The Court granted Ms. Flowers leave to proceed in forma pauperis and directed the Marshal to serve the defendant with summons. The Postal Service was served in March 2008. On May 19, 2008, an Assistant United States Attorney (AUSA) filed a motion for extension of time to respond to the complaint. The Court granted the motion by an order dated May 22, 2008, giving the Postal Service until June 18 to respond and setting a status hearing for July 1, 2008. The Postal Service responded to the complaint on the date the Court had set, filing a motion to dismiss in which it asserted the same preclusion argument the Postal Service had relied upon in rejecting Ms. Flower's internal complaint. Both the AUSA and Ms. Flowers participated in the status hearing on July 1. The Court entered an order setting a briefing schedule on the motion to dismiss. Ms. Flowers responded to the motion in timely fashion, and the AUSA filed a timely reply.

On November 8, 2008, the Court entered an order denying the Postal Service's motion to dismiss. The Court determined that it was clear from Ms. Flowers' complaint that she was challenging only the Postal Service's failure to hire her in 2007, not the failure to reinstate her in 2003 that had been the subject of her earlier complaint. As the Court stated, "[t]hese are plainly different claims; the USPS cites no court decisions suggesting that the doctrine of claim preclusion applies in this situation." Order of Nov. 8, 2008 at 2.

In its November 8 order, the Court directed the Postal Service to answer the complaint by November 24, 2008 and set the case for a status hearing on December 4, 2008. The Postal Service did not answer the complaint as ordered. No one appeared for the December 4 status hearing -- neither the AUSA nor Ms. Flowers (either in person or by telephone). The Court entered an order that same date, which stated as follows:

Status hearing held. Plaintiff fails to appear. Both sides are ordered to appear and show cause why a sanction should not be imposed, which may include dismissal of case or entry of default. Status hearing set for 12/17/2008 at 09:30 AM.

Order of Dec. 4, 2008.

On December 17, Ms. Flowers appeared (by telephone), but once again, no one appeared for the Postal Service. The Court entered an order stating:

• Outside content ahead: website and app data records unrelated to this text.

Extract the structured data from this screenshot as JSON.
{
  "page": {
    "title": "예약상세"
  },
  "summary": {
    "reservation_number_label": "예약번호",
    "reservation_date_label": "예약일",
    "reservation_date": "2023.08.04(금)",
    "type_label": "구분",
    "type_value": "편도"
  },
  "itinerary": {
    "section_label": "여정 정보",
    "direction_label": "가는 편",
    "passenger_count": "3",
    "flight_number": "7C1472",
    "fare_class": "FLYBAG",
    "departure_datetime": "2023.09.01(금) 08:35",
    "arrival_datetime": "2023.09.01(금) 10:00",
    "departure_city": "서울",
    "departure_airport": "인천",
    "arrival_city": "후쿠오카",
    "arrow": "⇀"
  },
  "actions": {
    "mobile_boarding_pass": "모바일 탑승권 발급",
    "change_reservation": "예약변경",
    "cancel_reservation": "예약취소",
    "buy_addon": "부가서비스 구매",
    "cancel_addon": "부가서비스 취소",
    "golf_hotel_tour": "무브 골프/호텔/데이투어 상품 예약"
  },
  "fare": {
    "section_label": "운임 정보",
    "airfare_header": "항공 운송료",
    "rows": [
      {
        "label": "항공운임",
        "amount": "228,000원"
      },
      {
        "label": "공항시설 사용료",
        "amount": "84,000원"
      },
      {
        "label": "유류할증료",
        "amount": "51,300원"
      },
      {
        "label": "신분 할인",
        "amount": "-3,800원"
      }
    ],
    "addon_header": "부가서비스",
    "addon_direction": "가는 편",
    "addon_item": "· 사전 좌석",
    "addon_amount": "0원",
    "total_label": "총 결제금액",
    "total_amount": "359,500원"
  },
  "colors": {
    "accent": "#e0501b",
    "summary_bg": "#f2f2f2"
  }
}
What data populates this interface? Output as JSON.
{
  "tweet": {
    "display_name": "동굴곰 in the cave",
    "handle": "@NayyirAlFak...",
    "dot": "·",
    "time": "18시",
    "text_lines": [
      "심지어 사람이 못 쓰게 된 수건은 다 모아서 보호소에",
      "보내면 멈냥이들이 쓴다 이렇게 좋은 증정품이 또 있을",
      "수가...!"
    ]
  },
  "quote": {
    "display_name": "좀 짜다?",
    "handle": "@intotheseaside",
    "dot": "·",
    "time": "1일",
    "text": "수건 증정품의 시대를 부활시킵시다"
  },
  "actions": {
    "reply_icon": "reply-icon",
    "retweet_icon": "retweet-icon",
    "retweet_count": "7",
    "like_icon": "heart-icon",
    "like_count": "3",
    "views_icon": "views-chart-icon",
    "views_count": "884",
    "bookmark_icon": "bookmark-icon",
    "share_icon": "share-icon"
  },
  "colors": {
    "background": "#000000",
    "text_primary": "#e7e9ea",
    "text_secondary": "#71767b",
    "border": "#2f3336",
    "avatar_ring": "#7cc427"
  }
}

Status hearing held. Defendant fails to appear. Defendant is found in default as a sanction for failing to appear. Status hearing continued to 1/8/2009 at 10:00 AM., with plaintiff by telephone. Clerk of Court is directed to send a copy of this order to Assistant U. S. Attorney Thomas Walsh.

Order of Dec. 17, 2008.*fn1 The Postal Service has now moved to vacate ...


Buy This Entire Record For $7.95

Download the entire decision to receive the complete text, official citation,
docket number, dissents and concurrences, and footnotes for this case.

Learn more about what you receive with purchase of this case.